33. The location server of claim 31, wherein the at least one processor is configured to determine the prohibited BWP for the positioning session with the UE by being configured to identify BWPs for which there are insufficient neighbor gNBs to transmit positioning reference signals that are intra-frequency with respect to the identified BWPs.

34. The location server of claim 31, wherein the BWP information comprises an identification of BWPs used for transmission and reception, wherein the at least one processor is configured to determine the prohibited BWP for the positioning session with the UE by being configured to identify BWPs that will interfere with location information measurements performed by the UE during the positioning session.

35. The location server of claim 20, wherein the first entity is the UE and wherein the request for BWP information and the response with BWP information are transmitted during a capability exchange using a Long Term Evolution Positioning Protocol (LPP).

36. The location server of claim 35, wherein the BWP information comprises an active BWP for the UE, a list of configured BWPs, or both.

37. The location server of claim 36, wherein the BWP information further comprises an on-demand request for positioning reference signals on the active BWP so that the UE can measure location information using positioning signals that are intra-frequency with respect to the active BWP.

38. The location server of claim 36, wherein the BWP information further comprises an ordered list of BWPs based on a prior usage of BWPs by the serving gNB.

39. A location server in a wireless network configured to support location determination of a user equipment (UE), comprising:

means for sending a request for Bandwidth Part (BWP) information to a first entity, wherein the first entity comprises the UE or a serving New Radio (NR) Node B (gNB) in the wireless network that is serving the UE;
means for receiving a response with BWP information from the first entity;
means for determining assistance data using the BWP information;
means for sending the assistance data to the UE;
means for receiving from the UE location information measured by the UE using the assistance data; and
means for determining a location of the UE based on the location information.

40. A non-transitory storage medium including program code stored thereon, the program code is operable to cause at least one processor in a location server in a wireless network to support location determination of a user equipment (UE), comprising:

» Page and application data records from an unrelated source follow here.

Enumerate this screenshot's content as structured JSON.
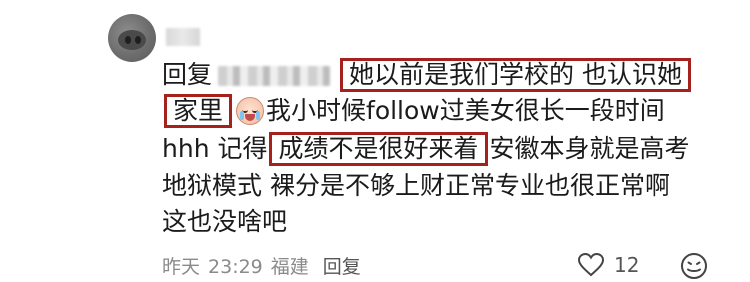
{
  "reply_label": "回复",
  "line1_highlight": "她以前是我们学校的 也认识她",
  "line2_highlight": "家里",
  "line2_rest": "我小时候follow过美女很长一段时间",
  "line3_start": "hhh 记得",
  "line3_highlight": "成绩不是很好来着",
  "line3_rest": "安徽本身就是高考",
  "line4": "地狱模式 裸分是不够上财正常专业也很正常啊",
  "line5": "这也没啥吧",
  "meta": {
    "date": "昨天",
    "time": "23:29",
    "location": "福建",
    "reply": "回复"
  },
  "like_count": "12",
  "colors": {
    "highlight_border": "#a5211e",
    "meta_text": "#8a8a8a"
  },
  "icons": [
    "avatar",
    "crying-emoji-icon",
    "heart-icon",
    "emoji-icon"
  ]
}
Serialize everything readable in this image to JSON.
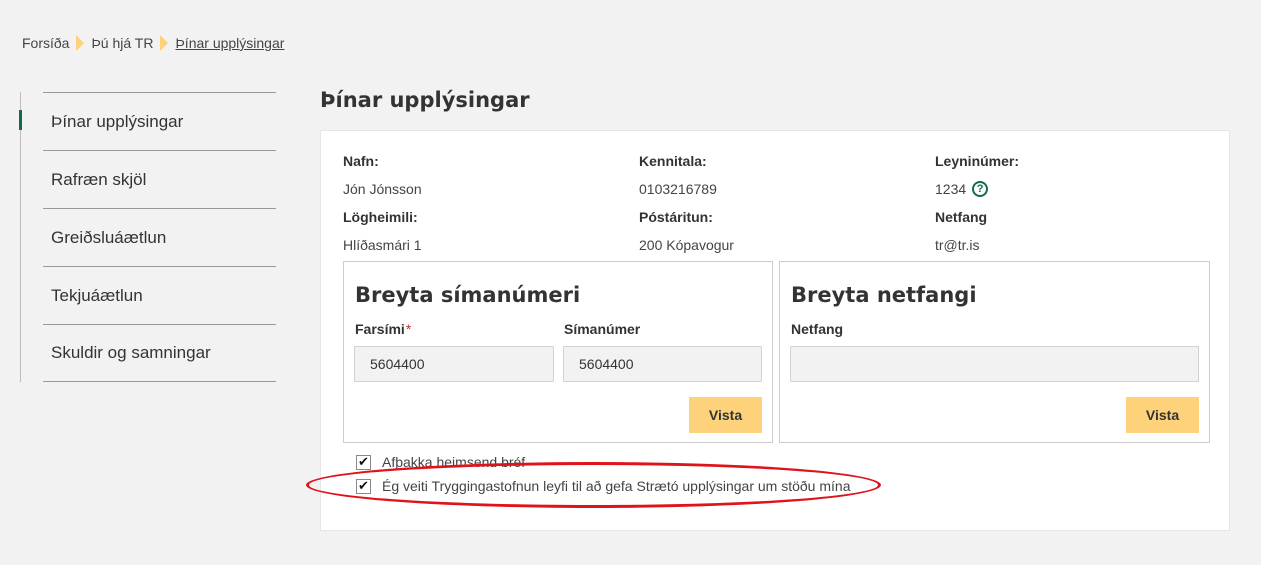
{
  "breadcrumb": {
    "home": "Forsíða",
    "section": "Þú hjá TR",
    "current": "Þínar upplýsingar"
  },
  "sidebar": {
    "items": [
      {
        "label": "Þínar upplýsingar"
      },
      {
        "label": "Rafræn skjöl"
      },
      {
        "label": "Greiðsluáætlun"
      },
      {
        "label": "Tekjuáætlun"
      },
      {
        "label": "Skuldir og samningar"
      }
    ]
  },
  "page": {
    "title": "Þínar upplýsingar"
  },
  "info": {
    "name_label": "Nafn:",
    "name_value": "Jón Jónsson",
    "kennitala_label": "Kennitala:",
    "kennitala_value": "0103216789",
    "pin_label": "Leyninúmer:",
    "pin_value": "1234",
    "pin_help_icon": "question-circle",
    "address_label": "Lögheimili:",
    "address_value": "Hlíðasmári 1",
    "postal_label": "Póstáritun:",
    "postal_value": "200 Kópavogur",
    "email_label": "Netfang",
    "email_value": "tr@tr.is"
  },
  "phone_card": {
    "title": "Breyta símanúmeri",
    "mobile_label": "Farsími",
    "mobile_required": "*",
    "mobile_value": "5604400",
    "phone_label": "Símanúmer",
    "phone_value": "5604400",
    "save_label": "Vista"
  },
  "email_card": {
    "title": "Breyta netfangi",
    "email_label": "Netfang",
    "email_value": "",
    "save_label": "Vista"
  },
  "checkboxes": [
    {
      "label": "Afþakka heimsend bréf",
      "checked": true
    },
    {
      "label": "Ég veiti Tryggingastofnun leyfi til að gefa Strætó upplýsingar um stöðu mína",
      "checked": true
    }
  ],
  "colors": {
    "accent_green": "#136b4e",
    "button_yellow": "#fdd27a",
    "annotation_red": "#e0131b"
  }
}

program code to send a request for Bandwidth Part (BWP) information to a first entity, wherein the first entity comprises the UE or a serving New Radio (NR) Node B (gNB) in the wireless network that is serving the UE;
program code to receive a response with BWP information from the first entity;
program code to determine assistance data using the BWP information;
program code to send the assistance data to the UE;
program code to receive from the UE location information measured by the UE using the assistance data; and
program code to determine a location of the UE based on the location information.
Patent History
Publication number: 20200314793
Type: Application
Filed: Mar 23, 2020
Publication Date: Oct 1, 2020
Inventors: Akash KUMAR (Hyderabad), Stephen William Edge (Escondido, CA)
Application Number: 16/826,932
Classifications
International Classification: H04W 64/00 (20060101); H04L 5/00 (20060101); H04W 24/10 (20060101); H04W 72/04 (20060101); H04W 4/029 (20060101);